PROBLEM TO WORK ON
Exactly the lines from the one that holds "Parse this screenshot: output" to the end of the data below: retype these and nothing else.

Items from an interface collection
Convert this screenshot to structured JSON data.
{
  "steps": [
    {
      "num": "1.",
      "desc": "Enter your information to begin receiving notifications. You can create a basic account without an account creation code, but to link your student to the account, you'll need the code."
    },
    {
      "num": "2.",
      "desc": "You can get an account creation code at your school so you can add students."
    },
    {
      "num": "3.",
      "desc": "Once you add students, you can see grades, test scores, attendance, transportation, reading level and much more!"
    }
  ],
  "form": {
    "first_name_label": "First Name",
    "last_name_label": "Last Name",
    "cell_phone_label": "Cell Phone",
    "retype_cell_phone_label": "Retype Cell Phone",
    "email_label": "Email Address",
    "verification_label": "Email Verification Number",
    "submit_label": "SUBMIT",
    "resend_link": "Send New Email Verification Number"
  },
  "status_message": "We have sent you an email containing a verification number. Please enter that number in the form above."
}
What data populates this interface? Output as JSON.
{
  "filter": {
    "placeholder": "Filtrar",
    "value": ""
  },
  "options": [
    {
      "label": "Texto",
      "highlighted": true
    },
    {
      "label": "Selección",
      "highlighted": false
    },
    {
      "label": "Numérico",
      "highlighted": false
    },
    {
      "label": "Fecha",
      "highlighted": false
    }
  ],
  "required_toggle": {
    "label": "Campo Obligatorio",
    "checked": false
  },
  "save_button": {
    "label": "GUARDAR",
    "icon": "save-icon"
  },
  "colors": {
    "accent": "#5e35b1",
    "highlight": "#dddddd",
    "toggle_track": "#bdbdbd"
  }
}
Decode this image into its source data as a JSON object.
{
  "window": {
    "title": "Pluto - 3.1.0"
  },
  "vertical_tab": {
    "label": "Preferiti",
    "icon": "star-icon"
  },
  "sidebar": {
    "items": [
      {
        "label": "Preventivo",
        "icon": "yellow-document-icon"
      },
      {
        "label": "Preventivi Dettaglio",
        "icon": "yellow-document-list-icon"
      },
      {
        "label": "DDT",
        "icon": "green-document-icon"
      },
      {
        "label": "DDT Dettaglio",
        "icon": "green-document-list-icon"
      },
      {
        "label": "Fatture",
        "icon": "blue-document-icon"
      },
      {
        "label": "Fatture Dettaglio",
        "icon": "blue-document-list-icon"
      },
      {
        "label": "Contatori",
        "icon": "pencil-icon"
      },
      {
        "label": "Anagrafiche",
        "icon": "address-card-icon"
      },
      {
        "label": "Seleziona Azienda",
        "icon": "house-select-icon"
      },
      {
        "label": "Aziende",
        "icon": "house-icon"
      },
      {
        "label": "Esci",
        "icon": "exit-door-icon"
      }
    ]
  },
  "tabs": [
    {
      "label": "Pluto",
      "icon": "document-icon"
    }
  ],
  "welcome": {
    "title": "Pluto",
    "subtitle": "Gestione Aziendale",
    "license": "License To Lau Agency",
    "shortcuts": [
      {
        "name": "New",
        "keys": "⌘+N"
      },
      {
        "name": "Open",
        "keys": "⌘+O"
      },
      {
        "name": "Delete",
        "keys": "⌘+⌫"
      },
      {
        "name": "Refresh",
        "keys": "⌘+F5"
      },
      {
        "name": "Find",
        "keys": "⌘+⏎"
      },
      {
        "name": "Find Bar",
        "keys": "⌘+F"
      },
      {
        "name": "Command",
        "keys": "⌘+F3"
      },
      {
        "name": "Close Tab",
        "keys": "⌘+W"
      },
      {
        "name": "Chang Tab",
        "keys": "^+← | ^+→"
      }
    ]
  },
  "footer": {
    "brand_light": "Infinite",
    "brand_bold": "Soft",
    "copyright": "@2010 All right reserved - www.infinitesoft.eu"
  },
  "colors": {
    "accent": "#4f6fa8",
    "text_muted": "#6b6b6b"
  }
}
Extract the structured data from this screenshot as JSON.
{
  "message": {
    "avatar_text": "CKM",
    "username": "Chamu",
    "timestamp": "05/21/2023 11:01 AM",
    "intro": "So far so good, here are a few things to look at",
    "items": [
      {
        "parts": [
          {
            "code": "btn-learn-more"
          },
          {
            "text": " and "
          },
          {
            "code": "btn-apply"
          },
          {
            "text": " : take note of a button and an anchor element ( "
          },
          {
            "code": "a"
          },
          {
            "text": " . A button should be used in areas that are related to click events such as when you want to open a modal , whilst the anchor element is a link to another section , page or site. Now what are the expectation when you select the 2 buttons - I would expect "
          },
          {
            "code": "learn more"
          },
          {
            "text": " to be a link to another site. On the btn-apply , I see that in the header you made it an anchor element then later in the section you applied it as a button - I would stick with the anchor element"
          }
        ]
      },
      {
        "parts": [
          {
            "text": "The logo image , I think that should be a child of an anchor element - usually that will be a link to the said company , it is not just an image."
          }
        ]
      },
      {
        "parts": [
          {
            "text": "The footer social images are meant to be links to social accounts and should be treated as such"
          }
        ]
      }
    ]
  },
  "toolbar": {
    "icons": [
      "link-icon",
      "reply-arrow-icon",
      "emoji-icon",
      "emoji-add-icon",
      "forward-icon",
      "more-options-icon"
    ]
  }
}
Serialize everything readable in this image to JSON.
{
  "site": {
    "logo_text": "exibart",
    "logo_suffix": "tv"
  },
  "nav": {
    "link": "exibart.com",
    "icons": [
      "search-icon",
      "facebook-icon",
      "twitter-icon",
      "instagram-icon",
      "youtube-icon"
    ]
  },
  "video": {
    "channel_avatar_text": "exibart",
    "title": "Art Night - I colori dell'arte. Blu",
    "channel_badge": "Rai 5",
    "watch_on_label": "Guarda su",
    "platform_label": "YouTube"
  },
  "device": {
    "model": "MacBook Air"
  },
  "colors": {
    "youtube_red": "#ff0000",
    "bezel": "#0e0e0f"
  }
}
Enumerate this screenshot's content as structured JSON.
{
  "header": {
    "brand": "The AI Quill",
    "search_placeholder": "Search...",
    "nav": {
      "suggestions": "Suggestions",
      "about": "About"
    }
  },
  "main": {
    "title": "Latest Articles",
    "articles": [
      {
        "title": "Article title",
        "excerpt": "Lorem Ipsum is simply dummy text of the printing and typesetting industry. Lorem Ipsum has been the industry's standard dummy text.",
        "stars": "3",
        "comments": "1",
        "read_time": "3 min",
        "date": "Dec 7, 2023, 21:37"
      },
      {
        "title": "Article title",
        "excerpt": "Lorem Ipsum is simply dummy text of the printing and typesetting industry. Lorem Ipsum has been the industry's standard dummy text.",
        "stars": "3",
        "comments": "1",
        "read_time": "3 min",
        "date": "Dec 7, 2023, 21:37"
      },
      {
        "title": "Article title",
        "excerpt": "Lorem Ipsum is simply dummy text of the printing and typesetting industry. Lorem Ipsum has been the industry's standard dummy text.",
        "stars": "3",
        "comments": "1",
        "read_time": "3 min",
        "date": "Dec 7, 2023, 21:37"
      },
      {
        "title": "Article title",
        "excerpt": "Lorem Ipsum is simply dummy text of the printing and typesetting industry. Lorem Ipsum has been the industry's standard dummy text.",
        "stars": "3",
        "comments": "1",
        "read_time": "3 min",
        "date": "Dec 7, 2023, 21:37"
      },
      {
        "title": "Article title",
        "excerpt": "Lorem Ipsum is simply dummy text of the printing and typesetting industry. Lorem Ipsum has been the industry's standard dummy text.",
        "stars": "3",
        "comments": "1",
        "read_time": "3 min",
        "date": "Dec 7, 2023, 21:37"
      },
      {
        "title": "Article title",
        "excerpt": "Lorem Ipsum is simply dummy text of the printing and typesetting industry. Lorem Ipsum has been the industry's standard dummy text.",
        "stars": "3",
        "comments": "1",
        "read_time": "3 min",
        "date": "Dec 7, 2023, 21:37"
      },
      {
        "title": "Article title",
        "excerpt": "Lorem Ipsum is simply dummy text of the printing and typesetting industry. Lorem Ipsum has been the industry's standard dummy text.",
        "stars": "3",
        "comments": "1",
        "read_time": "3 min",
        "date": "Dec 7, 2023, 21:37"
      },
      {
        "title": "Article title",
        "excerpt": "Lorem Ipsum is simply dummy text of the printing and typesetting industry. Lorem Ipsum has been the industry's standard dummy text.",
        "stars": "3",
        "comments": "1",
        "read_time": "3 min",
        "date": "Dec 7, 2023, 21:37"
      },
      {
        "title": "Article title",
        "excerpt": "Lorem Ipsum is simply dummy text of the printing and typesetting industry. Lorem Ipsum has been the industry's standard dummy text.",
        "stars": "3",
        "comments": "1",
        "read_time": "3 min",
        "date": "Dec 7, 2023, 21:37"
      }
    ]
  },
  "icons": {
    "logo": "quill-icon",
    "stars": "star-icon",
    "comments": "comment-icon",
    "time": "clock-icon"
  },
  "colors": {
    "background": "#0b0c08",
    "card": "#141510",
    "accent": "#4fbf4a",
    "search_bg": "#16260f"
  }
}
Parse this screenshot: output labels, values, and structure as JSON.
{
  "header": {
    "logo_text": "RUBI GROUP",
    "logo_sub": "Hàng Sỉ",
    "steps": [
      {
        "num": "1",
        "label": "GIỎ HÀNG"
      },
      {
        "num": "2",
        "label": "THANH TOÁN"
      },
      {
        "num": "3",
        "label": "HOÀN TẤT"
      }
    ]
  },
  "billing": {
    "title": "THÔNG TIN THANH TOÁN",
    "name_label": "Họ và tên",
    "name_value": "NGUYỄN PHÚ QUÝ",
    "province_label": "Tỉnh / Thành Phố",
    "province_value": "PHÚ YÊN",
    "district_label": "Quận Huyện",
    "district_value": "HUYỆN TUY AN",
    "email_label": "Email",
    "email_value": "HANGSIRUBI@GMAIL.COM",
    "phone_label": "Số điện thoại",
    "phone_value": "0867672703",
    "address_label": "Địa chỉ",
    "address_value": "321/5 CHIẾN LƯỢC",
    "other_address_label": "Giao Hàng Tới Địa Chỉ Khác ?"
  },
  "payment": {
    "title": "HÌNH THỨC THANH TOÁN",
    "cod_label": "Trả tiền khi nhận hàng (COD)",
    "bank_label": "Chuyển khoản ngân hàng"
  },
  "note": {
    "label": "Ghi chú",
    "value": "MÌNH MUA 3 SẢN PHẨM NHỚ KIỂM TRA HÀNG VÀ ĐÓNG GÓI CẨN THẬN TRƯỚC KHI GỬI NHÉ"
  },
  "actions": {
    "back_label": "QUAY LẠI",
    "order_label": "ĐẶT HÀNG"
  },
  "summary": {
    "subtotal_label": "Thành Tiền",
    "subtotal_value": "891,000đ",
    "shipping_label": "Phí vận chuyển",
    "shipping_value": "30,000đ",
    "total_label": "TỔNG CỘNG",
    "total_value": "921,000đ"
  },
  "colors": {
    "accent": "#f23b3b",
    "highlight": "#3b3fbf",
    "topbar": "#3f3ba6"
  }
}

TASK SOLUTION
Parse this screenshot: output labels, values, and structure as JSON.
{
  "header": {
    "logo_text": "RUBI GROUP",
    "logo_sub": "Hàng Sỉ",
    "steps": [
      {
        "num": "1",
        "label": "GIỎ HÀNG"
      },
      {
        "num": "2",
        "label": "THANH TOÁN"
      },
      {
        "num": "3",
        "label": "HOÀN TẤT"
      }
    ]
  },
  "billing": {
    "title": "THÔNG TIN THANH TOÁN",
    "name_label": "Họ và tên",
    "name_value": "NGUYỄN PHÚ QUÝ",
    "province_label": "Tỉnh / Thành Phố",
    "province_value": "PHÚ YÊN",
    "district_label": "Quận Huyện",
    "district_value": "HUYỆN TUY AN",
    "email_label": "Email",
    "email_value": "HANGSIRUBI@GMAIL.COM",
    "phone_label": "Số điện thoại",
    "phone_value": "0867672703",
    "address_label": "Địa chỉ",
    "address_value": "321/5 CHIẾN LƯỢC",
    "other_address_label": "Giao Hàng Tới Địa Chỉ Khác ?"
  },
  "payment": {
    "title": "HÌNH THỨC THANH TOÁN",
    "cod_label": "Trả tiền khi nhận hàng (COD)",
    "bank_label": "Chuyển khoản ngân hàng"
  },
  "note": {
    "label": "Ghi chú",
    "value": "MÌNH MUA 3 SẢN PHẨM NHỚ KIỂM TRA HÀNG VÀ ĐÓNG GÓI CẨN THẬN TRƯỚC KHI GỬI NHÉ"
  },
  "actions": {
    "back_label": "QUAY LẠI",
    "order_label": "ĐẶT HÀNG"
  },
  "summary": {
    "subtotal_label": "Thành Tiền",
    "subtotal_value": "891,000đ",
    "shipping_label": "Phí vận chuyển",
    "shipping_value": "30,000đ",
    "total_label": "TỔNG CỘNG",
    "total_value": "921,000đ"
  },
  "colors": {
    "accent": "#f23b3b",
    "highlight": "#3b3fbf",
    "topbar": "#3f3ba6"
  }
}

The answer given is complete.